*** AVAILABLE RECORDS
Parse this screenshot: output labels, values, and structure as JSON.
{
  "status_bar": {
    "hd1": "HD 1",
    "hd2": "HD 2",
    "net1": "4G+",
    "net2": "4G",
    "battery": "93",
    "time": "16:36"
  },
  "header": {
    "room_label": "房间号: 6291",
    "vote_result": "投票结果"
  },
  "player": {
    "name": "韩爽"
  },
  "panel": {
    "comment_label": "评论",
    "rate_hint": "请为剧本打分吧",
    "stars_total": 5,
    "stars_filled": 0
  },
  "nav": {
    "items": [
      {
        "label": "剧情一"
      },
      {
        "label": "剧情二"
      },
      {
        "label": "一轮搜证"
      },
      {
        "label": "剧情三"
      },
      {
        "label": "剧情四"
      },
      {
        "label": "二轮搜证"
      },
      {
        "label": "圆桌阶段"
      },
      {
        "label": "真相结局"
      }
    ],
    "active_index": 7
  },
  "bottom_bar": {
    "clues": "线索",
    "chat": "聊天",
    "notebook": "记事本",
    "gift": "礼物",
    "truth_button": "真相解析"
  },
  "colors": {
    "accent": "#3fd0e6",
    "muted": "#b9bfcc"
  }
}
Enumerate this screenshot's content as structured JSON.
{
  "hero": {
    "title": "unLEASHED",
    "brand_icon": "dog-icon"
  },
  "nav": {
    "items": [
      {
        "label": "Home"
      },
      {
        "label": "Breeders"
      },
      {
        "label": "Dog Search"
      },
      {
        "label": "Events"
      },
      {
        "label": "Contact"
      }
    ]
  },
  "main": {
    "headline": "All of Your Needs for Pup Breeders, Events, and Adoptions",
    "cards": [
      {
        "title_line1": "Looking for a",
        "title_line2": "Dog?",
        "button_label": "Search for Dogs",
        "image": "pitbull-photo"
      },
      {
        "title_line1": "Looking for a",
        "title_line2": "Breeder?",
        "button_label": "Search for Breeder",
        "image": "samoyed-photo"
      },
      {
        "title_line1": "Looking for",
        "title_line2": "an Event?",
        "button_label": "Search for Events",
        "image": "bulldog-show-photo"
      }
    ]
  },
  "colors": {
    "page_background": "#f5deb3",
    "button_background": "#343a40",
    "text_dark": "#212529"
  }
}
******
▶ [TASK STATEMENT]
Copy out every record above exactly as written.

▶ [ANSWER TO THIS EXERCISE]
Parse this screenshot: output labels, values, and structure as JSON.
{
  "status_bar": {
    "hd1": "HD 1",
    "hd2": "HD 2",
    "net1": "4G+",
    "net2": "4G",
    "battery": "93",
    "time": "16:36"
  },
  "header": {
    "room_label": "房间号: 6291",
    "vote_result": "投票结果"
  },
  "player": {
    "name": "韩爽"
  },
  "panel": {
    "comment_label": "评论",
    "rate_hint": "请为剧本打分吧",
    "stars_total": 5,
    "stars_filled": 0
  },
  "nav": {
    "items": [
      {
        "label": "剧情一"
      },
      {
        "label": "剧情二"
      },
      {
        "label": "一轮搜证"
      },
      {
        "label": "剧情三"
      },
      {
        "label": "剧情四"
      },
      {
        "label": "二轮搜证"
      },
      {
        "label": "圆桌阶段"
      },
      {
        "label": "真相结局"
      }
    ],
    "active_index": 7
  },
  "bottom_bar": {
    "clues": "线索",
    "chat": "聊天",
    "notebook": "记事本",
    "gift": "礼物",
    "truth_button": "真相解析"
  },
  "colors": {
    "accent": "#3fd0e6",
    "muted": "#b9bfcc"
  }
}
Enumerate this screenshot's content as structured JSON.
{
  "hero": {
    "title": "unLEASHED",
    "brand_icon": "dog-icon"
  },
  "nav": {
    "items": [
      {
        "label": "Home"
      },
      {
        "label": "Breeders"
      },
      {
        "label": "Dog Search"
      },
      {
        "label": "Events"
      },
      {
        "label": "Contact"
      }
    ]
  },
  "main": {
    "headline": "All of Your Needs for Pup Breeders, Events, and Adoptions",
    "cards": [
      {
        "title_line1": "Looking for a",
        "title_line2": "Dog?",
        "button_label": "Search for Dogs",
        "image": "pitbull-photo"
      },
      {
        "title_line1": "Looking for a",
        "title_line2": "Breeder?",
        "button_label": "Search for Breeder",
        "image": "samoyed-photo"
      },
      {
        "title_line1": "Looking for",
        "title_line2": "an Event?",
        "button_label": "Search for Events",
        "image": "bulldog-show-photo"
      }
    ]
  },
  "colors": {
    "page_background": "#f5deb3",
    "button_background": "#343a40",
    "text_dark": "#212529"
  }
}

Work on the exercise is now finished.